are regexps, then`ABCDEF`

is a regexp - If
`AB*`

and`BC*`

are regexps, then`AB*BC*`

is a regexp Note: Kleene _ is explained below

Disjunction

- If X is a regexp and Y is a regexp, then
`X | Y`

is a regexp - Example:
`ABC|DEF`

will match either`ABC`

or`DEF`

Repetition

- If X is a regexp then a repetition of X will also be a regexp
- The Kleene Star:
`A*`

means 0 or more instances of A - Regexp{number}:
`A{2}`

means exactly 2 instances of A

Disjunction of characters

`[ABC]`

– means the same thing as`A | B | C`

`[a-zA-Z0-9]`

– character ranges are equivalent to lists:`a|b|c|...|A|B|...|0|1|...|9`

Negation of character lists/sequences

`^`

inside bracket means complement of disjunction, e.g.,`[^a-z]`

means a character that is neither a nor b nor c … nor z

Parentheses

- Disambiguate scope of operators
`A(BC)|(DEF)`

means`ABC`

or`ADEF`

- Otherwise defaults apply, e.g.,
`ABC|D`

means`ABC`

or`ABD`

`?`

signifies optionality`ABC?`

is equivalent to`(ABC)|(AB)`

`*`

indiates 1 or more`A(BC)*`

is equivalent to`A|(A(BC)+)`

Special Symbols:

- Period means any character, e.g.,
`A.*B`

– matches A and B and any characters between - Carrot (
`^`

) means the beginning of a line, e.g., ^ABC matches ABC at the beginning of a line [*Note dual usage of ^ as negation operator] - Dollar sign (
`$`

) means the end of a line, .e.g.,`[\.?!] *$`

matches final punctuation, zero or more spaces and the end of a line

Sets of characters:

`\w`

=`[A-Za-z0-9_]`

`\W`

=`[^A-Za-z0-9_]`

RegEx Generator

Devices for recognizing finite state grammars (include regexps)

Two types

- Deterministic Finite State Automata (DFSA): Rules are unambiguous
- NonDeterministic FSA (NDFSA): Rules are ambiguous. Sometimes more than one sequence of rules must be attempted to determine if a string matches the grammar. Ways to solve this: Backtracking, Parallel Processing and Look Ahead.

Any NDFSA can be mapped into an equivalent (but larger) DFSA

DFSA Example for RegEx A(ab)*ABB

Algorithm:

D-Recognize(tape, machine)

pointer ← beginning of tape

current state ← initial state Q0

repeat until the end of the input is reached

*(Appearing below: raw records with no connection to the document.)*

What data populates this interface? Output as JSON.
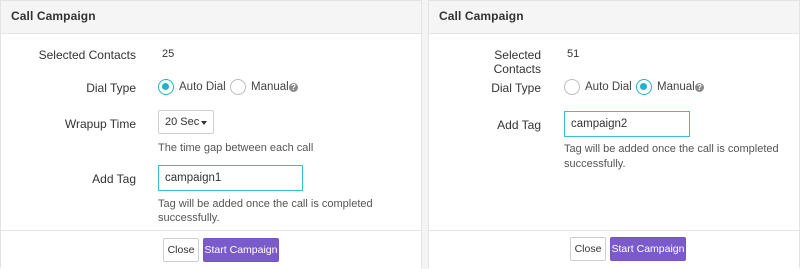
{
  "colors": {
    "accent": "#1fb3c7",
    "primary_button": "#7b5bcb",
    "header_bg": "#f5f5f5"
  },
  "panels": [
    {
      "title": "Call Campaign",
      "selected_contacts_label": "Selected Contacts",
      "selected_contacts_value": "25",
      "dial_type_label": "Dial Type",
      "dial_options": [
        {
          "label": "Auto Dial",
          "selected": true
        },
        {
          "label": "Manual",
          "selected": false
        }
      ],
      "help_icon": "question-circle-icon",
      "wrapup_label": "Wrapup Time",
      "wrapup_value": "20 Sec",
      "wrapup_help": "The time gap between each call",
      "tag_label": "Add Tag",
      "tag_value": "campaign1",
      "tag_help": "Tag will be added once the call is completed successfully.",
      "close_label": "Close",
      "start_label": "Start Campaign"
    },
    {
      "title": "Call Campaign",
      "selected_contacts_label": "Selected Contacts",
      "selected_contacts_value": "51",
      "dial_type_label": "Dial Type",
      "dial_options": [
        {
          "label": "Auto Dial",
          "selected": false
        },
        {
          "label": "Manual",
          "selected": true
        }
      ],
      "help_icon": "question-circle-icon",
      "tag_label": "Add Tag",
      "tag_value": "campaign2",
      "tag_help_line1": "Tag will be added once the call is completed",
      "tag_help_line2": "successfully.",
      "close_label": "Close",
      "start_label": "Start Campaign"
    }
  ]
}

look up (current state,input symbol) in transition table

if found: set current state as per table look up

advance pointer to next position on tape

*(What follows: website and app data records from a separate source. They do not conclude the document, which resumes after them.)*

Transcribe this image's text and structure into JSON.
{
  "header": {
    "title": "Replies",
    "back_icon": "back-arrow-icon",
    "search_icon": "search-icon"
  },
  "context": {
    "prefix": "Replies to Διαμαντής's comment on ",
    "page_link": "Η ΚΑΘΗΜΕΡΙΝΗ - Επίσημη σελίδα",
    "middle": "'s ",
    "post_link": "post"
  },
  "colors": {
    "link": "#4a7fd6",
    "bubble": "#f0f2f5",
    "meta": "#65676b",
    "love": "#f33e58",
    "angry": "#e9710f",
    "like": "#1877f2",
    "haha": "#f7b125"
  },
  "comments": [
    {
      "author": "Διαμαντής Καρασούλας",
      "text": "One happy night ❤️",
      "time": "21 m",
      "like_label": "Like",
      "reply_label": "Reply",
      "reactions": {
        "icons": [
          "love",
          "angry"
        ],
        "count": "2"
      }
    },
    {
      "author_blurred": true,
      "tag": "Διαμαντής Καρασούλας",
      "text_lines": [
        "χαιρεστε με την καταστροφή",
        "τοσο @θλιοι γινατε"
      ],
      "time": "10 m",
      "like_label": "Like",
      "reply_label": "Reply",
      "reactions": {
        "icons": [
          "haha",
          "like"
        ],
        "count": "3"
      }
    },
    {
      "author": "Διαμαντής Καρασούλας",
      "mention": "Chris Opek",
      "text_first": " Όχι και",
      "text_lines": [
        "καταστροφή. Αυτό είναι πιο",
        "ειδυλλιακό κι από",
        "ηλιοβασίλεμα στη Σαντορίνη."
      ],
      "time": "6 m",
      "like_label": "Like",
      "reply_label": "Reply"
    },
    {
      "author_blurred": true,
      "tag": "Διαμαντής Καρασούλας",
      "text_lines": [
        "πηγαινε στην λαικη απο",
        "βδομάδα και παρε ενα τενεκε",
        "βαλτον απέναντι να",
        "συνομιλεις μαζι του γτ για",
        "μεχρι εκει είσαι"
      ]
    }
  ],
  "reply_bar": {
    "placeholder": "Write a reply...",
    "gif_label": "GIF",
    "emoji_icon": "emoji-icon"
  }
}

else: reject string and exit function

if current state is a final state: accept the string

else: reject the string

NDFSA Example for RegEx A(ab)*ABB

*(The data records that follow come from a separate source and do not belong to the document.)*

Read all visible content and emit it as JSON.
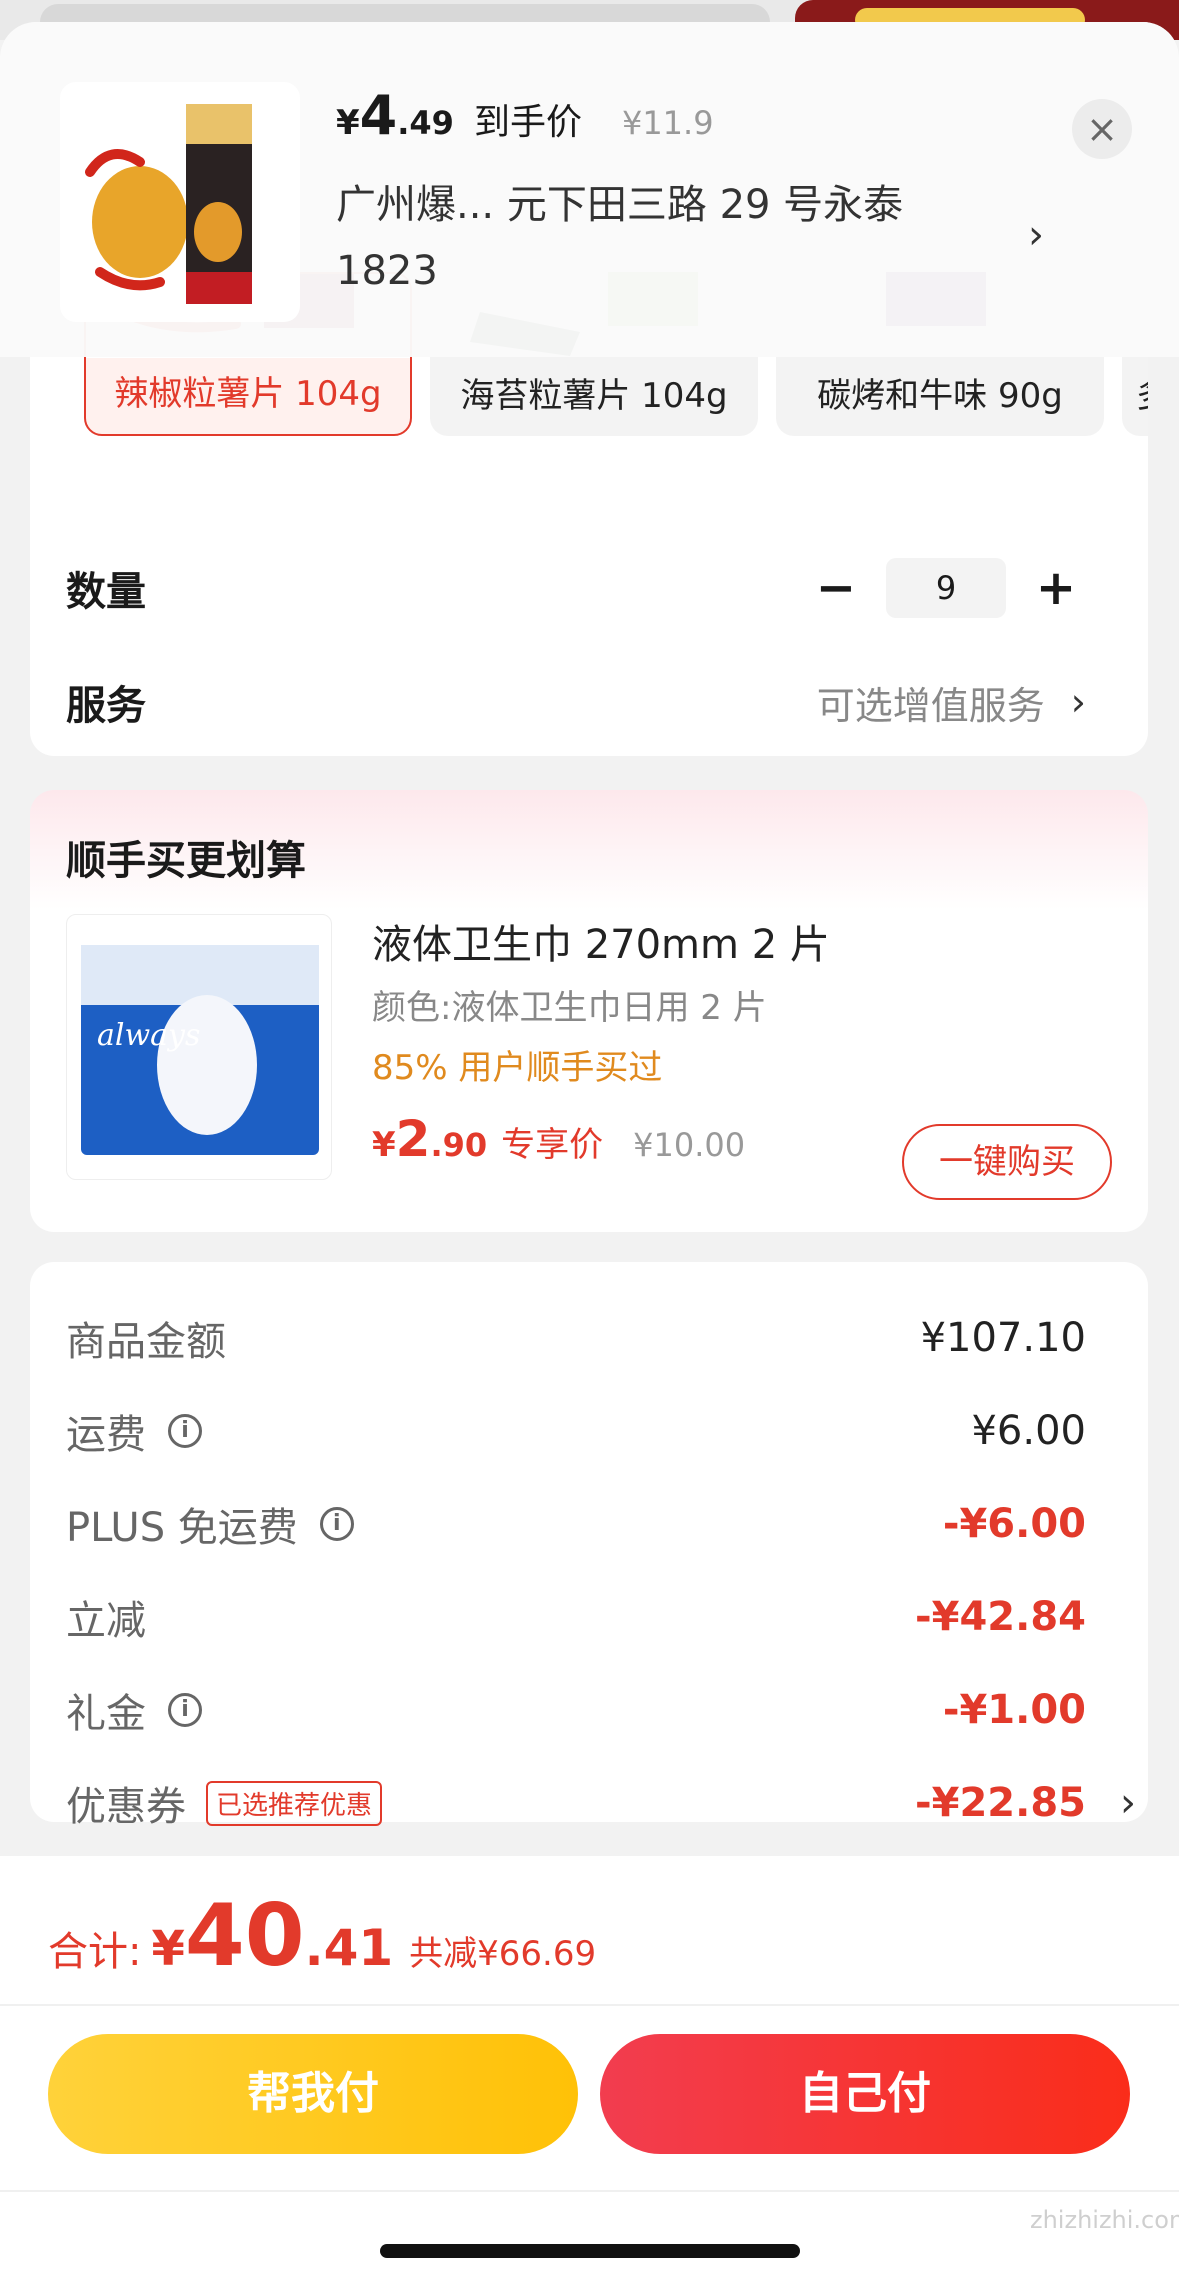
{
  "header": {
    "price_yen": "¥",
    "price_int": "4",
    "price_dec": ".49",
    "price_label": "到手价",
    "orig_price": "¥11.9",
    "address": "广州爆...  元下田三路 29 号永泰 1823",
    "close_icon": "×",
    "arrow_icon": "›"
  },
  "variants": [
    {
      "label": "辣椒粒薯片 104g",
      "selected": true
    },
    {
      "label": "海苔粒薯片 104g",
      "selected": false
    },
    {
      "label": "碳烤和牛味 90g",
      "selected": false
    },
    {
      "label": "多",
      "selected": false
    }
  ],
  "quantity": {
    "label": "数量",
    "minus": "−",
    "value": "9",
    "plus": "+"
  },
  "service": {
    "label": "服务",
    "value": "可选增值服务",
    "chevron": "›"
  },
  "addon": {
    "title": "顺手买更划算",
    "product_name": "液体卫生巾 270mm 2 片",
    "spec": "颜色:液体卫生巾日用 2 片",
    "bought": "85% 用户顺手买过",
    "price_yen": "¥",
    "price_int": "2",
    "price_dec": ".90",
    "price_label": "专享价",
    "orig_price": "¥10.00",
    "buy_button": "一键购买",
    "brand_text": "always"
  },
  "fees": [
    {
      "label": "商品金额",
      "value": "¥107.10",
      "red": false,
      "info": false
    },
    {
      "label": "运费",
      "value": "¥6.00",
      "red": false,
      "info": true
    },
    {
      "label": "PLUS 免运费",
      "value": "-¥6.00",
      "red": true,
      "info": true
    },
    {
      "label": "立减",
      "value": "-¥42.84",
      "red": true,
      "info": false
    },
    {
      "label": "礼金",
      "value": "-¥1.00",
      "red": true,
      "info": true
    },
    {
      "label": "优惠券",
      "value": "-¥22.85",
      "red": true,
      "info": false,
      "badge": "已选推荐优惠",
      "chevron": "›"
    }
  ],
  "footer": {
    "total_label": "合计:",
    "total_yen": "¥",
    "total_int": "40",
    "total_dec": ".41",
    "reduce_text": "共减¥66.69",
    "pay_help": "帮我付",
    "pay_self": "自己付",
    "watermark": "zhizhizhi.com"
  },
  "colors": {
    "accent": "#e23a2b",
    "orange": "#e08a1e",
    "yellow": "#ffc107"
  }
}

Algorithm:

ND-Recognize(tape, machine)

agenda ← {(initial state, start of tape)}

current state ← next(agenda)

repeat until accept(current state) or agenda is empty

agenda ← Union(agenda,look_up_in_table(current state,next_symbol))

current state ← next(agenda)

if accept(current state): return(True)

else: false

Accept if at the end of the tape and current state is a final state

Next defined differently for different types of search

- Choose most recently added state first (depth first)
- Chose least recently added state first (breadth first)
- Etc.

Last modified 9mo ago